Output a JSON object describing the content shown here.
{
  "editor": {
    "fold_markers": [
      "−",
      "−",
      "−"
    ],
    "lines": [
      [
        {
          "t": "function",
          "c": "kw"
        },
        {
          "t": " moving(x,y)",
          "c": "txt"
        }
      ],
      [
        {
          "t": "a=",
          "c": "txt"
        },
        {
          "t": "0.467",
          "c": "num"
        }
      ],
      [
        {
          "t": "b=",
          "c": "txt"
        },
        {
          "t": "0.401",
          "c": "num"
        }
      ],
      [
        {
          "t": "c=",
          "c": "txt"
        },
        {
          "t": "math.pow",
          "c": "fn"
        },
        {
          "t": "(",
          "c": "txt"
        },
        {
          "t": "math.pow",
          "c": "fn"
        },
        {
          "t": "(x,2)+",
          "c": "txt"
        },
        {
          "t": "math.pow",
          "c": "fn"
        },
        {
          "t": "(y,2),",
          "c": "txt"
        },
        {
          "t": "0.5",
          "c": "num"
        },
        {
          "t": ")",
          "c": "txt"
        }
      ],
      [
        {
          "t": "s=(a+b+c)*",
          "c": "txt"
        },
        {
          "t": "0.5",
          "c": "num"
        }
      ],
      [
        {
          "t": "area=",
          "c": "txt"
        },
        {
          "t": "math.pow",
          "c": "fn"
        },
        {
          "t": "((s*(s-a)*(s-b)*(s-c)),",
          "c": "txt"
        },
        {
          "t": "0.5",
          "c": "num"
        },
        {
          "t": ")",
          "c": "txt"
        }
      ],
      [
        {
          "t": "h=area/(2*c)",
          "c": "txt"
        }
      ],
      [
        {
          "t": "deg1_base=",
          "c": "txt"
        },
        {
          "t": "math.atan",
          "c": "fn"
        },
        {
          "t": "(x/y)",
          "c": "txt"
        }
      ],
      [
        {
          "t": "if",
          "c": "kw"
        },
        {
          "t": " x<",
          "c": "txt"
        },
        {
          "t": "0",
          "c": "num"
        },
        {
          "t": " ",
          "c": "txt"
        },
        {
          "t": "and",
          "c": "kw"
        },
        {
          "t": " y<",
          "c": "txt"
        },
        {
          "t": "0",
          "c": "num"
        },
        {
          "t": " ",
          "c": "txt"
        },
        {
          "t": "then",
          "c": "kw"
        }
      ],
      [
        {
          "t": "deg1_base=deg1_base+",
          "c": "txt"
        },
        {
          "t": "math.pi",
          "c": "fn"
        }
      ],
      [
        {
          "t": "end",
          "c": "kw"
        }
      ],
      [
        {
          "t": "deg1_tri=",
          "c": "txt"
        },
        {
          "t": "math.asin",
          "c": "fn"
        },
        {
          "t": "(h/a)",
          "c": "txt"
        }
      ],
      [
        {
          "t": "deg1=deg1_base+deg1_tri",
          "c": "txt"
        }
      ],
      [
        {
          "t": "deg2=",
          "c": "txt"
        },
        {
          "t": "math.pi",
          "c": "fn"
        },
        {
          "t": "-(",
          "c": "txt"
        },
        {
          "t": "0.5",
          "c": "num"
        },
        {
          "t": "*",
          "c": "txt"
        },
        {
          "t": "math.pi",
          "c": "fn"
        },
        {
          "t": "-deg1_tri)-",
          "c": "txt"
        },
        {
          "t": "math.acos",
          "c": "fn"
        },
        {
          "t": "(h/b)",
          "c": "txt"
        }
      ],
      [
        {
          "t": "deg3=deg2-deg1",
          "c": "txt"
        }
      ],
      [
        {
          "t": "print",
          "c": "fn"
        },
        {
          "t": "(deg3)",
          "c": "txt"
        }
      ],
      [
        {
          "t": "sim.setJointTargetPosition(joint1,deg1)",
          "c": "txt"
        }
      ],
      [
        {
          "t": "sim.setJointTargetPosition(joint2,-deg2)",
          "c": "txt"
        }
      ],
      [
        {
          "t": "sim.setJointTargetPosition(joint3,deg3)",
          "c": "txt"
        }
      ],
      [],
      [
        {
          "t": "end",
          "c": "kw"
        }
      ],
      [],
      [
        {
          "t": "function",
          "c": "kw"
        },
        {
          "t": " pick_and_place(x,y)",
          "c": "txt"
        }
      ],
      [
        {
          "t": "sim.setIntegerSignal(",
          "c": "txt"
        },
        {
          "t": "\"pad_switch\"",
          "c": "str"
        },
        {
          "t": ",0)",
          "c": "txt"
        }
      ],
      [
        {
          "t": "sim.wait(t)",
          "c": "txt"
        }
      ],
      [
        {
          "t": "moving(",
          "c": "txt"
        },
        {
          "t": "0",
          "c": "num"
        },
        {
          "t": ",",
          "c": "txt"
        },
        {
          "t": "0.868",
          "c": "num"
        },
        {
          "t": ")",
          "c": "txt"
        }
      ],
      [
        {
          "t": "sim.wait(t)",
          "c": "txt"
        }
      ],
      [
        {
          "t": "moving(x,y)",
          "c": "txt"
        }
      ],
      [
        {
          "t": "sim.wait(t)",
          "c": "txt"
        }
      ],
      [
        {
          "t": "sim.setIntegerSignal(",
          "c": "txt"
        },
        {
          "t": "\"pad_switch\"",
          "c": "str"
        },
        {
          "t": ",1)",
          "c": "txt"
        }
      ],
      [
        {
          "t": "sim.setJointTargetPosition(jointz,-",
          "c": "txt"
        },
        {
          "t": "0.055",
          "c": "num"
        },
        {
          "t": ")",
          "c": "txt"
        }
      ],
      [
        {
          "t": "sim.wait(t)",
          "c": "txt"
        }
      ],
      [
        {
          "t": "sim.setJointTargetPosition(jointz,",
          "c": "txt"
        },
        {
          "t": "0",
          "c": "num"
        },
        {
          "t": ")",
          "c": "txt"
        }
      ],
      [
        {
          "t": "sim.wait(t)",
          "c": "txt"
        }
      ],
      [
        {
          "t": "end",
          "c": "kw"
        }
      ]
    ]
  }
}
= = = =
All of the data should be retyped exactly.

**TASK RESULT:**
Output a JSON object describing the content shown here.
{
  "editor": {
    "fold_markers": [
      "−",
      "−",
      "−"
    ],
    "lines": [
      [
        {
          "t": "function",
          "c": "kw"
        },
        {
          "t": " moving(x,y)",
          "c": "txt"
        }
      ],
      [
        {
          "t": "a=",
          "c": "txt"
        },
        {
          "t": "0.467",
          "c": "num"
        }
      ],
      [
        {
          "t": "b=",
          "c": "txt"
        },
        {
          "t": "0.401",
          "c": "num"
        }
      ],
      [
        {
          "t": "c=",
          "c": "txt"
        },
        {
          "t": "math.pow",
          "c": "fn"
        },
        {
          "t": "(",
          "c": "txt"
        },
        {
          "t": "math.pow",
          "c": "fn"
        },
        {
          "t": "(x,2)+",
          "c": "txt"
        },
        {
          "t": "math.pow",
          "c": "fn"
        },
        {
          "t": "(y,2),",
          "c": "txt"
        },
        {
          "t": "0.5",
          "c": "num"
        },
        {
          "t": ")",
          "c": "txt"
        }
      ],
      [
        {
          "t": "s=(a+b+c)*",
          "c": "txt"
        },
        {
          "t": "0.5",
          "c": "num"
        }
      ],
      [
        {
          "t": "area=",
          "c": "txt"
        },
        {
          "t": "math.pow",
          "c": "fn"
        },
        {
          "t": "((s*(s-a)*(s-b)*(s-c)),",
          "c": "txt"
        },
        {
          "t": "0.5",
          "c": "num"
        },
        {
          "t": ")",
          "c": "txt"
        }
      ],
      [
        {
          "t": "h=area/(2*c)",
          "c": "txt"
        }
      ],
      [
        {
          "t": "deg1_base=",
          "c": "txt"
        },
        {
          "t": "math.atan",
          "c": "fn"
        },
        {
          "t": "(x/y)",
          "c": "txt"
        }
      ],
      [
        {
          "t": "if",
          "c": "kw"
        },
        {
          "t": " x<",
          "c": "txt"
        },
        {
          "t": "0",
          "c": "num"
        },
        {
          "t": " ",
          "c": "txt"
        },
        {
          "t": "and",
          "c": "kw"
        },
        {
          "t": " y<",
          "c": "txt"
        },
        {
          "t": "0",
          "c": "num"
        },
        {
          "t": " ",
          "c": "txt"
        },
        {
          "t": "then",
          "c": "kw"
        }
      ],
      [
        {
          "t": "deg1_base=deg1_base+",
          "c": "txt"
        },
        {
          "t": "math.pi",
          "c": "fn"
        }
      ],
      [
        {
          "t": "end",
          "c": "kw"
        }
      ],
      [
        {
          "t": "deg1_tri=",
          "c": "txt"
        },
        {
          "t": "math.asin",
          "c": "fn"
        },
        {
          "t": "(h/a)",
          "c": "txt"
        }
      ],
      [
        {
          "t": "deg1=deg1_base+deg1_tri",
          "c": "txt"
        }
      ],
      [
        {
          "t": "deg2=",
          "c": "txt"
        },
        {
          "t": "math.pi",
          "c": "fn"
        },
        {
          "t": "-(",
          "c": "txt"
        },
        {
          "t": "0.5",
          "c": "num"
        },
        {
          "t": "*",
          "c": "txt"
        },
        {
          "t": "math.pi",
          "c": "fn"
        },
        {
          "t": "-deg1_tri)-",
          "c": "txt"
        },
        {
          "t": "math.acos",
          "c": "fn"
        },
        {
          "t": "(h/b)",
          "c": "txt"
        }
      ],
      [
        {
          "t": "deg3=deg2-deg1",
          "c": "txt"
        }
      ],
      [
        {
          "t": "print",
          "c": "fn"
        },
        {
          "t": "(deg3)",
          "c": "txt"
        }
      ],
      [
        {
          "t": "sim.setJointTargetPosition(joint1,deg1)",
          "c": "txt"
        }
      ],
      [
        {
          "t": "sim.setJointTargetPosition(joint2,-deg2)",
          "c": "txt"
        }
      ],
      [
        {
          "t": "sim.setJointTargetPosition(joint3,deg3)",
          "c": "txt"
        }
      ],
      [],
      [
        {
          "t": "end",
          "c": "kw"
        }
      ],
      [],
      [
        {
          "t": "function",
          "c": "kw"
        },
        {
          "t": " pick_and_place(x,y)",
          "c": "txt"
        }
      ],
      [
        {
          "t": "sim.setIntegerSignal(",
          "c": "txt"
        },
        {
          "t": "\"pad_switch\"",
          "c": "str"
        },
        {
          "t": ",0)",
          "c": "txt"
        }
      ],
      [
        {
          "t": "sim.wait(t)",
          "c": "txt"
        }
      ],
      [
        {
          "t": "moving(",
          "c": "txt"
        },
        {
          "t": "0",
          "c": "num"
        },
        {
          "t": ",",
          "c": "txt"
        },
        {
          "t": "0.868",
          "c": "num"
        },
        {
          "t": ")",
          "c": "txt"
        }
      ],
      [
        {
          "t": "sim.wait(t)",
          "c": "txt"
        }
      ],
      [
        {
          "t": "moving(x,y)",
          "c": "txt"
        }
      ],
      [
        {
          "t": "sim.wait(t)",
          "c": "txt"
        }
      ],
      [
        {
          "t": "sim.setIntegerSignal(",
          "c": "txt"
        },
        {
          "t": "\"pad_switch\"",
          "c": "str"
        },
        {
          "t": ",1)",
          "c": "txt"
        }
      ],
      [
        {
          "t": "sim.setJointTargetPosition(jointz,-",
          "c": "txt"
        },
        {
          "t": "0.055",
          "c": "num"
        },
        {
          "t": ")",
          "c": "txt"
        }
      ],
      [
        {
          "t": "sim.wait(t)",
          "c": "txt"
        }
      ],
      [
        {
          "t": "sim.setJointTargetPosition(jointz,",
          "c": "txt"
        },
        {
          "t": "0",
          "c": "num"
        },
        {
          "t": ")",
          "c": "txt"
        }
      ],
      [
        {
          "t": "sim.wait(t)",
          "c": "txt"
        }
      ],
      [
        {
          "t": "end",
          "c": "kw"
        }
      ]
    ]
  }
}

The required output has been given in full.